The finding, detailed in the August issue of the journal Geology, is the first case of fossilized bone marrow ever to be discovered and only the second report of fossilized soft tissue. In June of 2005, scientists announced they had found preserved red blood cells from a Tyrannosaurus rex leg bone.
Preserved soft tissue could provide insight into the physiology of ancient beasts that can't be gleaned from their fossilized bones alone.
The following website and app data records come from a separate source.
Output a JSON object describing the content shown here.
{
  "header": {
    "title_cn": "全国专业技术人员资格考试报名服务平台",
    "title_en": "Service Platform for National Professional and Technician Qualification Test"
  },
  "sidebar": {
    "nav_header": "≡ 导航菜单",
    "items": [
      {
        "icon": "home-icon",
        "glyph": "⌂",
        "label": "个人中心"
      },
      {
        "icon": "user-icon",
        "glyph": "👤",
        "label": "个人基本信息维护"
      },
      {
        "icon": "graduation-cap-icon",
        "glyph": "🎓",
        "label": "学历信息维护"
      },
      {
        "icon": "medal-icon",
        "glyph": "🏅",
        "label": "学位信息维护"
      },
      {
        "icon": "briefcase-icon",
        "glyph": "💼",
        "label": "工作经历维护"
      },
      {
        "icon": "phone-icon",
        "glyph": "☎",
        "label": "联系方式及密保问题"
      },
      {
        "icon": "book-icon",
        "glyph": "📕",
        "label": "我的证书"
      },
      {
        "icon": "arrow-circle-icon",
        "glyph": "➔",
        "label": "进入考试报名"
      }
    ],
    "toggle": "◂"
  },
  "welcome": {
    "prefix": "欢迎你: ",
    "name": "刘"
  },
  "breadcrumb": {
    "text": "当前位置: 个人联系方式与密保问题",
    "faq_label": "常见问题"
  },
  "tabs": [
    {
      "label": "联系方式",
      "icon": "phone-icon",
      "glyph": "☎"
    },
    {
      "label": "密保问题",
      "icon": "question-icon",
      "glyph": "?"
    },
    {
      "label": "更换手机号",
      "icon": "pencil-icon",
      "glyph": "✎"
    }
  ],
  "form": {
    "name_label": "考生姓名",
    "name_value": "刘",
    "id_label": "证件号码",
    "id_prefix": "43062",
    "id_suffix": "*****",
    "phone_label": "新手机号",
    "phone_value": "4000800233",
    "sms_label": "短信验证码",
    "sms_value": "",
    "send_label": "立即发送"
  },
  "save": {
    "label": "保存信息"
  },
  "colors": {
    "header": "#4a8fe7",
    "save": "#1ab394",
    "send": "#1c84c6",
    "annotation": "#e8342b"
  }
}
If scientists could find bone marrow from dinosaurs, for example, it could help resolve the debate about whether the creatures were warm-blooded or not, McNamara said.